● Data for analysis:
::::

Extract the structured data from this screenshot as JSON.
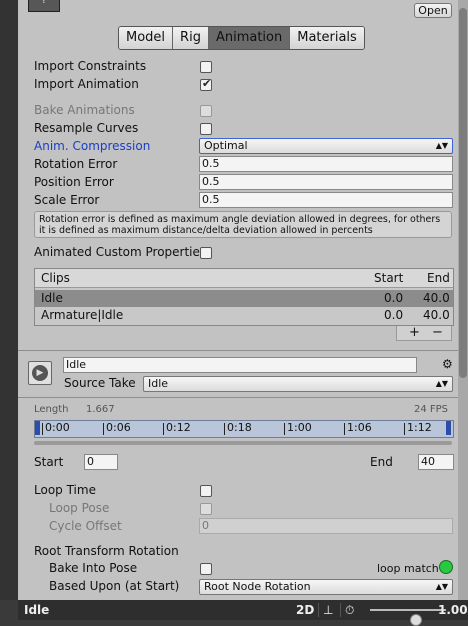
{
  "header": {
    "object_icon": "?",
    "open_label": "Open"
  },
  "tabs": [
    "Model",
    "Rig",
    "Animation",
    "Materials"
  ],
  "active_tab": "Animation",
  "settings": {
    "import_constraints": {
      "label": "Import Constraints",
      "checked": false
    },
    "import_animation": {
      "label": "Import Animation",
      "checked": true
    },
    "bake_animations": {
      "label": "Bake Animations",
      "checked": false,
      "disabled": true
    },
    "resample_curves": {
      "label": "Resample Curves",
      "checked": false
    },
    "anim_compression": {
      "label": "Anim. Compression",
      "value": "Optimal"
    },
    "rotation_error": {
      "label": "Rotation Error",
      "value": "0.5"
    },
    "position_error": {
      "label": "Position Error",
      "value": "0.5"
    },
    "scale_error": {
      "label": "Scale Error",
      "value": "0.5"
    },
    "help_text": "Rotation error is defined as maximum angle deviation allowed in degrees, for others it is defined as maximum distance/delta deviation allowed in percents",
    "animated_custom_properties": {
      "label": "Animated Custom Properties",
      "checked": false
    }
  },
  "clips": {
    "headers": {
      "name": "Clips",
      "start": "Start",
      "end": "End"
    },
    "rows": [
      {
        "name": "Idle",
        "start": "0.0",
        "end": "40.0",
        "selected": true
      },
      {
        "name": "Armature|Idle",
        "start": "0.0",
        "end": "40.0",
        "selected": false
      }
    ],
    "add_label": "+",
    "remove_label": "−"
  },
  "clip_editor": {
    "name_value": "Idle",
    "source_take_label": "Source Take",
    "source_take_value": "Idle",
    "length_label": "Length",
    "length_value": "1.667",
    "fps": "24 FPS",
    "timeline_ticks": [
      "0:00",
      "0:06",
      "0:12",
      "0:18",
      "1:00",
      "1:06",
      "1:12"
    ],
    "start_label": "Start",
    "start_value": "0",
    "end_label": "End",
    "end_value": "40",
    "loop_time": {
      "label": "Loop Time",
      "checked": false
    },
    "loop_pose": {
      "label": "Loop Pose",
      "checked": false,
      "disabled": true
    },
    "cycle_offset": {
      "label": "Cycle Offset",
      "value": "0",
      "disabled": true
    },
    "root_transform_rotation": "Root Transform Rotation",
    "bake_into_pose": {
      "label": "Bake Into Pose",
      "checked": false
    },
    "loop_match_label": "loop match",
    "based_upon": {
      "label": "Based Upon (at Start)",
      "value": "Root Node Rotation"
    }
  },
  "statusbar": {
    "clip_name": "Idle",
    "mode_2d": "2D",
    "speed_value": "1.00",
    "slider_fraction": 0.6
  },
  "colors": {
    "panel_bg": "#c2c2c2",
    "accent_blue": "#1a3fc8",
    "loop_match_green": "#27c93f",
    "selected_row": "#8c8c8c"
  }
}
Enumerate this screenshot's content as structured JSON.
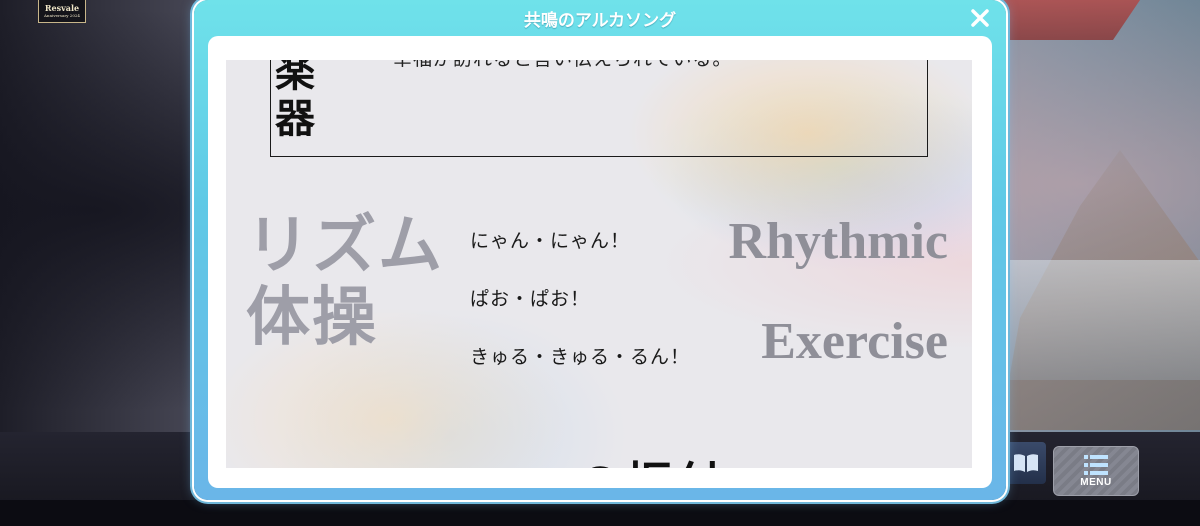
{
  "dialog": {
    "title": "共鳴のアルカソング",
    "close_icon": "close-icon"
  },
  "page": {
    "info_box": {
      "kanji_lines": [
        "楽",
        "器"
      ],
      "text": "幸福が訪れると言い伝えられている。"
    },
    "title_jp_lines": [
      "リズム",
      "体操"
    ],
    "chants": [
      "にゃん・にゃん！",
      "ぱお・ぱお！",
      "きゅる・きゅる・るん！"
    ],
    "title_en_lines": [
      "Rhythmic",
      "Exercise"
    ],
    "next_heading": "の振付"
  },
  "hud": {
    "logo_line1": "Resvale",
    "logo_line2": "Anniversary 2024",
    "book_icon": "book-icon",
    "menu_label": "MENU",
    "menu_icon": "list-icon"
  },
  "colors": {
    "dialog_frame": "#5fc9e6",
    "title_text": "#ffffff",
    "page_bg": "#e9e8ec",
    "title_gray": "#9e9ea8"
  }
}
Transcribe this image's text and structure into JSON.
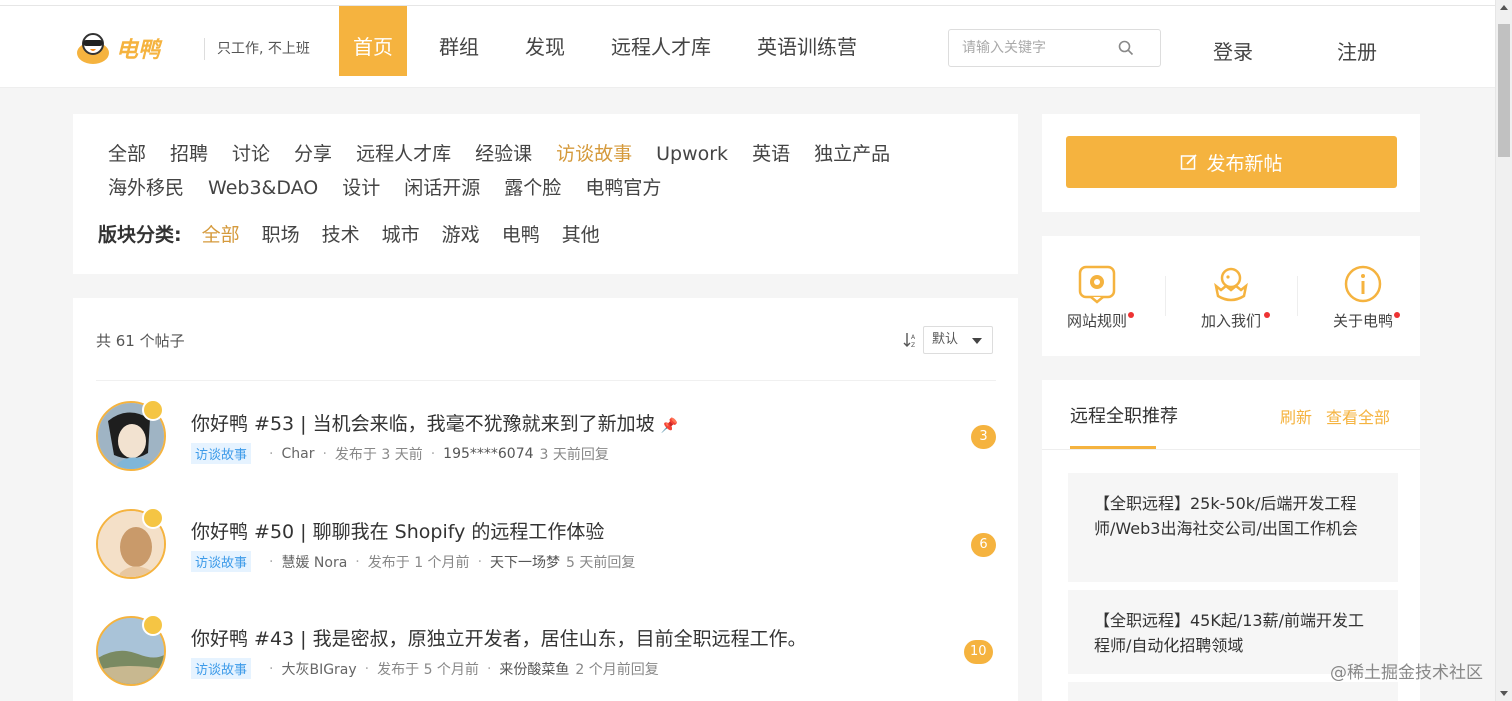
{
  "header": {
    "logo_text": "电鸭",
    "slogan": "只工作, 不上班",
    "nav": [
      "首页",
      "群组",
      "发现",
      "远程人才库",
      "英语训练营"
    ],
    "active_nav": "首页",
    "search_placeholder": "请输入关键字",
    "login": "登录",
    "register": "注册"
  },
  "categories": {
    "tags_row1": [
      "全部",
      "招聘",
      "讨论",
      "分享",
      "远程人才库",
      "经验课",
      "访谈故事",
      "Upwork",
      "英语",
      "独立产品",
      "海外移民"
    ],
    "tags_row2": [
      "Web3&DAO",
      "设计",
      "闲话开源",
      "露个脸",
      "电鸭官方"
    ],
    "selected_tag": "访谈故事",
    "section_label": "版块分类:",
    "sections": [
      "全部",
      "职场",
      "技术",
      "城市",
      "游戏",
      "电鸭",
      "其他"
    ],
    "selected_section": "全部"
  },
  "list": {
    "total": "共 61 个帖子",
    "sort_value": "默认",
    "posts": [
      {
        "title": "你好鸭 #53 | 当机会来临，我毫不犹豫就来到了新加坡",
        "tag": "访谈故事",
        "author": "Char",
        "published": "发布于 3 天前",
        "replier": "195****6074",
        "replied": "3 天前回复",
        "comments": "3"
      },
      {
        "title": "你好鸭 #50 | 聊聊我在 Shopify 的远程工作体验",
        "tag": "访谈故事",
        "author": "慧媛 Nora",
        "published": "发布于 1 个月前",
        "replier": "天下一场梦",
        "replied": "5 天前回复",
        "comments": "6"
      },
      {
        "title": "你好鸭 #43 | 我是密叔，原独立开发者，居住山东，目前全职远程工作。",
        "tag": "访谈故事",
        "author": "大灰BIGray",
        "published": "发布于 5 个月前",
        "replier": "来份酸菜鱼",
        "replied": "2 个月前回复",
        "comments": "10"
      }
    ]
  },
  "sidebar": {
    "publish_label": "发布新帖",
    "links": [
      "网站规则",
      "加入我们",
      "关于电鸭"
    ],
    "rec_title": "远程全职推荐",
    "refresh": "刷新",
    "view_all": "查看全部",
    "jobs": [
      "【全职远程】25k-50k/后端开发工程师/Web3出海社交公司/出国工作机会",
      "【全职远程】45K起/13薪/前端开发工程师/自动化招聘领域"
    ]
  },
  "watermark": "@稀土掘金技术社区",
  "colors": {
    "accent": "#f5b33f",
    "selected_text": "#d59a3c",
    "tag_blue": "#3d9be9"
  }
}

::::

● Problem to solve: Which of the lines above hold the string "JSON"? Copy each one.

● Result of the task:
Extract the structured data from this screenshot as JSON.
Enumerate this screenshot's content as structured JSON.
Transcribe this image's text and structure into JSON.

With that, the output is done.